◆ Assignment:
Below are records to repeat exactly; copy them without the pictures.

◆ Records for processing:
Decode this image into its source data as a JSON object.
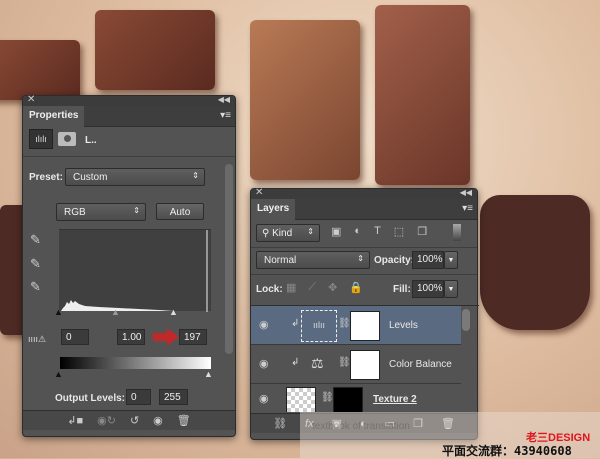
{
  "properties": {
    "title": "Properties",
    "layer_type_label": "L..",
    "preset_label": "Preset:",
    "preset_value": "Custom",
    "channel": "RGB",
    "auto_label": "Auto",
    "input_black": "0",
    "input_gamma": "1.00",
    "input_white": "197",
    "output_label": "Output Levels:",
    "output_black": "0",
    "output_white": "255",
    "icons": [
      "levels-icon",
      "mask-icon",
      "eyedropper-black-icon",
      "eyedropper-gray-icon",
      "eyedropper-white-icon",
      "clip-warning-icon",
      "clip-to-layer-icon",
      "view-previous-icon",
      "reset-icon",
      "visibility-icon",
      "trash-icon"
    ],
    "arrow_color": "#c0282a"
  },
  "layers": {
    "title": "Layers",
    "filter_kind": "Kind",
    "blend_mode": "Normal",
    "opacity_label": "Opacity:",
    "opacity_value": "100%",
    "lock_label": "Lock:",
    "fill_label": "Fill:",
    "fill_value": "100%",
    "items": [
      {
        "name": "Levels",
        "selected": true
      },
      {
        "name": "Color Balance",
        "selected": false
      },
      {
        "name": "Texture 2",
        "selected": false
      }
    ]
  },
  "watermark": {
    "brand": "老三DESIGN",
    "group": "平面交流群：43940608",
    "faint": "textbook of translation",
    "brand_color": "#e0141c"
  }
}
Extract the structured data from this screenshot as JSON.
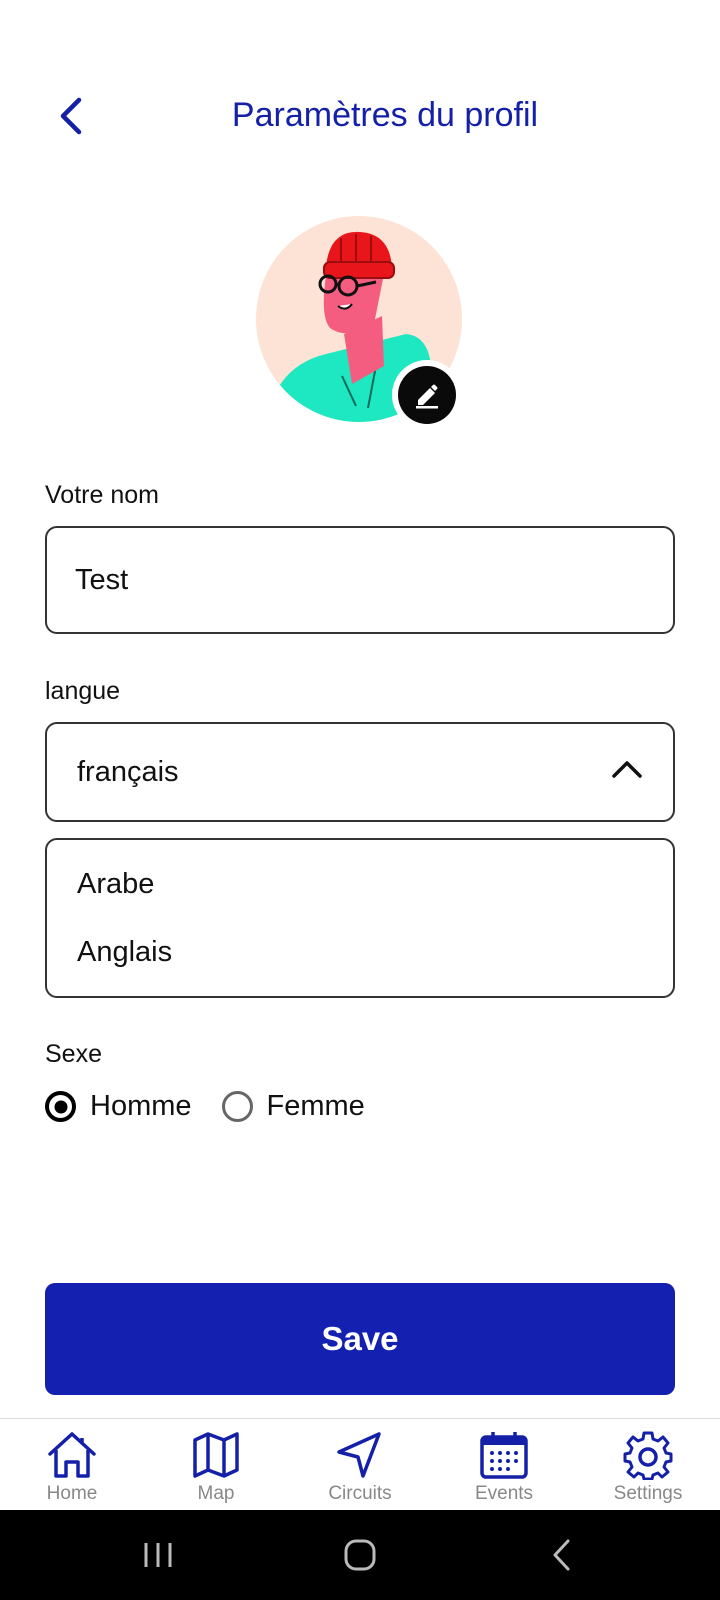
{
  "header": {
    "title": "Paramètres du profil"
  },
  "colors": {
    "primary": "#1420b0",
    "title": "#1420a8",
    "avatar_bg": "#fde3d6"
  },
  "form": {
    "name_label": "Votre nom",
    "name_value": "Test",
    "language_label": "langue",
    "language_selected": "français",
    "language_options": [
      "Arabe",
      "Anglais"
    ],
    "gender_label": "Sexe",
    "gender_options": [
      {
        "label": "Homme",
        "checked": true
      },
      {
        "label": "Femme",
        "checked": false
      }
    ]
  },
  "save_label": "Save",
  "bottom_nav": [
    {
      "label": "Home",
      "icon": "home-icon"
    },
    {
      "label": "Map",
      "icon": "map-icon"
    },
    {
      "label": "Circuits",
      "icon": "navigation-arrow-icon"
    },
    {
      "label": "Events",
      "icon": "calendar-icon"
    },
    {
      "label": "Settings",
      "icon": "gear-icon"
    }
  ]
}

◆ Result for this task:
Decode this image into its source data as a JSON object.
{
  "properties": {
    "title": "Properties",
    "layer_type_label": "L..",
    "preset_label": "Preset:",
    "preset_value": "Custom",
    "channel": "RGB",
    "auto_label": "Auto",
    "input_black": "0",
    "input_gamma": "1.00",
    "input_white": "197",
    "output_label": "Output Levels:",
    "output_black": "0",
    "output_white": "255",
    "icons": [
      "levels-icon",
      "mask-icon",
      "eyedropper-black-icon",
      "eyedropper-gray-icon",
      "eyedropper-white-icon",
      "clip-warning-icon",
      "clip-to-layer-icon",
      "view-previous-icon",
      "reset-icon",
      "visibility-icon",
      "trash-icon"
    ],
    "arrow_color": "#c0282a"
  },
  "layers": {
    "title": "Layers",
    "filter_kind": "Kind",
    "blend_mode": "Normal",
    "opacity_label": "Opacity:",
    "opacity_value": "100%",
    "lock_label": "Lock:",
    "fill_label": "Fill:",
    "fill_value": "100%",
    "items": [
      {
        "name": "Levels",
        "selected": true
      },
      {
        "name": "Color Balance",
        "selected": false
      },
      {
        "name": "Texture 2",
        "selected": false
      }
    ]
  },
  "watermark": {
    "brand": "老三DESIGN",
    "group": "平面交流群：43940608",
    "faint": "textbook of translation",
    "brand_color": "#e0141c"
  }
}
Extract the structured data from this screenshot as JSON.
{
  "header": {
    "title": "Paramètres du profil"
  },
  "colors": {
    "primary": "#1420b0",
    "title": "#1420a8",
    "avatar_bg": "#fde3d6"
  },
  "form": {
    "name_label": "Votre nom",
    "name_value": "Test",
    "language_label": "langue",
    "language_selected": "français",
    "language_options": [
      "Arabe",
      "Anglais"
    ],
    "gender_label": "Sexe",
    "gender_options": [
      {
        "label": "Homme",
        "checked": true
      },
      {
        "label": "Femme",
        "checked": false
      }
    ]
  },
  "save_label": "Save",
  "bottom_nav": [
    {
      "label": "Home",
      "icon": "home-icon"
    },
    {
      "label": "Map",
      "icon": "map-icon"
    },
    {
      "label": "Circuits",
      "icon": "navigation-arrow-icon"
    },
    {
      "label": "Events",
      "icon": "calendar-icon"
    },
    {
      "label": "Settings",
      "icon": "gear-icon"
    }
  ]
}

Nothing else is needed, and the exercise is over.